        • Erecting barriers that machines have to pass beneath which can be limited to a safe height.
        • Creating alternative access points and routes.

          Emergency action

          Should machinery come into contact with an overhead line, take the following action:

          • Never touch an overhead line, even if it has been brought down by machinery, or has fallen. Do not assume it is dead.
          • When a machine is in contact with an overhead line, anyone who touches both the machine and the ground can be electrocuted. Stay in the machine and lower raised parts in contact, or drive the machine out of the lines if you can.
          • If you need to get out, to summon help or because of fire, don’t climb out in the usual way, jump out as far as possible, without touching the wires or the machine and don’t touch any part of the machine when on the ground.
          • Call our emergency number and ask us to disconnect the supply. Even if the line appears dead, do not touch it; automatic switching may reconnect the power.

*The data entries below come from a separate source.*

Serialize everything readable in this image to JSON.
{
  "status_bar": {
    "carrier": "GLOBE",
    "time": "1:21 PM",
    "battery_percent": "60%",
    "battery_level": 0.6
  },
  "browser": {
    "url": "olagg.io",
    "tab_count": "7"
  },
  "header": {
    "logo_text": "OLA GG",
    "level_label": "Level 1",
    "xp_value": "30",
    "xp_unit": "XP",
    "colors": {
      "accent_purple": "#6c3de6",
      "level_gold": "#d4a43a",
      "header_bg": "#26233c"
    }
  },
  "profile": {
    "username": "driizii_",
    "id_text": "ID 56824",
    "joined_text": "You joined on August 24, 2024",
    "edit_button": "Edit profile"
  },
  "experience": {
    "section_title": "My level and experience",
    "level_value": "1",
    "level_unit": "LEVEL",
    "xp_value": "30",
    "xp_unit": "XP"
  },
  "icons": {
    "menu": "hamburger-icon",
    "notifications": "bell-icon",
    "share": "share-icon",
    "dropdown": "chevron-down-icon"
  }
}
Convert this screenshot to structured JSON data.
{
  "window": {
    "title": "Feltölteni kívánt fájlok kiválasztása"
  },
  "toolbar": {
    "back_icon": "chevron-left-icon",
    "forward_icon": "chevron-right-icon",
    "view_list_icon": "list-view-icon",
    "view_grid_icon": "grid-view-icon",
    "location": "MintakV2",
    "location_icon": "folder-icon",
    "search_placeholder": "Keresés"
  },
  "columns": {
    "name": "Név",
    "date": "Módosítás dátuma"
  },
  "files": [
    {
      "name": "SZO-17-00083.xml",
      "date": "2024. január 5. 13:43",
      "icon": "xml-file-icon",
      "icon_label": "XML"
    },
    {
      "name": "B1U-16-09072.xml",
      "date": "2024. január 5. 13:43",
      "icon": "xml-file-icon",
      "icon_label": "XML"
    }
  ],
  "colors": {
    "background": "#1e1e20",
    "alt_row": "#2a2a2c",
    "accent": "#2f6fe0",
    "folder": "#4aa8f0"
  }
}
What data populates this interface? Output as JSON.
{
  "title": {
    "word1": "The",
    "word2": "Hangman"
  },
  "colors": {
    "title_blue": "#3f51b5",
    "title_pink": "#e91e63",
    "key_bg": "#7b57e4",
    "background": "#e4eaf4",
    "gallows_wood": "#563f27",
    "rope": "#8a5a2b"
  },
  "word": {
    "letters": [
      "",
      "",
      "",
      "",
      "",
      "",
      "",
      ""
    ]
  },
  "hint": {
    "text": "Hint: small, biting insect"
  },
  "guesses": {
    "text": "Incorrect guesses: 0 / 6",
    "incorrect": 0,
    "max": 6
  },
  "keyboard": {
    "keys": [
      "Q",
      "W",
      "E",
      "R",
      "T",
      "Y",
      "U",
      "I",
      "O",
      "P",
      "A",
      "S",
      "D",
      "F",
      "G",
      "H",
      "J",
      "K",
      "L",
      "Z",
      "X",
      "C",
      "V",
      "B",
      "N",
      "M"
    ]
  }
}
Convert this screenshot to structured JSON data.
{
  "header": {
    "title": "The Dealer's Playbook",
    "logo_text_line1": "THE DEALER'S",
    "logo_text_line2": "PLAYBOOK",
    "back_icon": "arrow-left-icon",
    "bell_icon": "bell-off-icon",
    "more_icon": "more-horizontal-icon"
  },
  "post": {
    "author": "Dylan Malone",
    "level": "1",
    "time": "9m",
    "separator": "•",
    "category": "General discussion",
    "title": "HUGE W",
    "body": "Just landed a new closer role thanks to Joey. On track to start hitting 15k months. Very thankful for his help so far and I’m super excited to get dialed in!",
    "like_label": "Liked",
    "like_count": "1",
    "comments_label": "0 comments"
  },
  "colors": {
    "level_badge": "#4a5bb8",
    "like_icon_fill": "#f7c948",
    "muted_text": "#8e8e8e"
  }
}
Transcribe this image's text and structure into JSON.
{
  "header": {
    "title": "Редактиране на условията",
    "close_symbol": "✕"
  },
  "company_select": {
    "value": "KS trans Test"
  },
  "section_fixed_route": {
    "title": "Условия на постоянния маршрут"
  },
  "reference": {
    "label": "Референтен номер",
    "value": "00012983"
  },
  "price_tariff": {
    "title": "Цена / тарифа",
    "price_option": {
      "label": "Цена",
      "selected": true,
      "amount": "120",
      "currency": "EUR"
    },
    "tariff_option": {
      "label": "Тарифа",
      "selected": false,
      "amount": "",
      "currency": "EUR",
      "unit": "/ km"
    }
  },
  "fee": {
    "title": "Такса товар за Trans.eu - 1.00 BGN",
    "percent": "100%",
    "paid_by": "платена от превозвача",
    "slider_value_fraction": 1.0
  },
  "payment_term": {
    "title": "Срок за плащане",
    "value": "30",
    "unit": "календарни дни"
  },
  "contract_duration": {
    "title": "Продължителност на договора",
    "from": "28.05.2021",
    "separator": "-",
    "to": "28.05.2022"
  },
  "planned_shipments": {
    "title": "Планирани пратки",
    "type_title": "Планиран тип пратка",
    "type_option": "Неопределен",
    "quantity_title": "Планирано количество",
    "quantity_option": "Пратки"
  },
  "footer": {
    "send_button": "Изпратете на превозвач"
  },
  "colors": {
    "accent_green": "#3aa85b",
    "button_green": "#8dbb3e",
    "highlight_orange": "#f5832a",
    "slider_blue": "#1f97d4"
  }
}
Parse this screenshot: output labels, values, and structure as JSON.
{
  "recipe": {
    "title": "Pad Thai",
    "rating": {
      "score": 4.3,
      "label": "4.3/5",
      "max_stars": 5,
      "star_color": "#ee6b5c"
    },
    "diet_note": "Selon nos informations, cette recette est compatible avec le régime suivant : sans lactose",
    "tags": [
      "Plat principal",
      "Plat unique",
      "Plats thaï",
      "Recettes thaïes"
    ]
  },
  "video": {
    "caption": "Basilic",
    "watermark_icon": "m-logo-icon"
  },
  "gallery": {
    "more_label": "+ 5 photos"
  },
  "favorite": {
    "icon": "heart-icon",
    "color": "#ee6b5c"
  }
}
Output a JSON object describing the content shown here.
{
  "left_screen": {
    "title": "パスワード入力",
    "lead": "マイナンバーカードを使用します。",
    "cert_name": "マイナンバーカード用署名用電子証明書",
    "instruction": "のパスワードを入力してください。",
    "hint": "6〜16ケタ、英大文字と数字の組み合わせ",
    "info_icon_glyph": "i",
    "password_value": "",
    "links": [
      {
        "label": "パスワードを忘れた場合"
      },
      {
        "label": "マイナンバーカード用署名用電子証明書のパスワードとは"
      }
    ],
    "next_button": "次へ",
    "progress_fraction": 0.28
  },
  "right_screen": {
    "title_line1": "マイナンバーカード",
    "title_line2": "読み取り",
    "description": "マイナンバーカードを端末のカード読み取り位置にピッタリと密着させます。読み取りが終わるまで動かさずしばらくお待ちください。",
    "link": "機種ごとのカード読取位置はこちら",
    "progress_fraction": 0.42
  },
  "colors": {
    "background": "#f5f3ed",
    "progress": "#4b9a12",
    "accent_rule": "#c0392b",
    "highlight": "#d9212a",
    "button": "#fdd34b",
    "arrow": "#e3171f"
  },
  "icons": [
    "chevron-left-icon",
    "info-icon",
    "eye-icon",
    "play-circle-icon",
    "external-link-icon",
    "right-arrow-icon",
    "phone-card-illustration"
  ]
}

          Underground cables

          Underground services can be extremely dangerous. If damaged, they can cause a dangerous flash, leading to severe burns or even death.

          Underground services are commonly found in roads, footpaths and on sites or across open land. If in doubt, always assume they are present and treat any services found anywhere as ‘live’.

          Before starting work:

          • Get copies of plans of the underground services in the area by registering with Line Search Before U Dig (LSBUD) at Once registered, you’ll be able to raise enquiries to access information about our underground cables.
          • If you are in any doubt regarding the positioning, we can also get one of our operatives to help trace the cable using cable avoidance tools (this service is free of charge and can be booked by contacting General Enquiries on 0800 048 3516)
          • Use a cable locator to trace electricity pipes.
          • Mark the positions of cables using paint or other waterproof marking on the ground. On soft ground use short pegs and marker tape.
          • Look for any signs of service cables, eg. an electricity meter box or service connection entry into a house or street light.
          • Hand-dig trial holes to confirm the position of services in close proximity to where you are working.

          When you start work:

          • Always hand-dig near to services using spades and shovels rather than picks, pins and forks.
          • Electricity cables embedded in concrete must either be made safe before the concrete is broken out or another safe way of working agreed with the cable owner.
          • Services are sometimes protected by concrete polythene or earthenware tiles or a marker tape may be laid above the service. This is a useful indication of the presence of the service. You should avoid disturbing any tile or tape to expose the service if possible. There are, however, many services that have no tiles, tapes or other physical indication of their presence.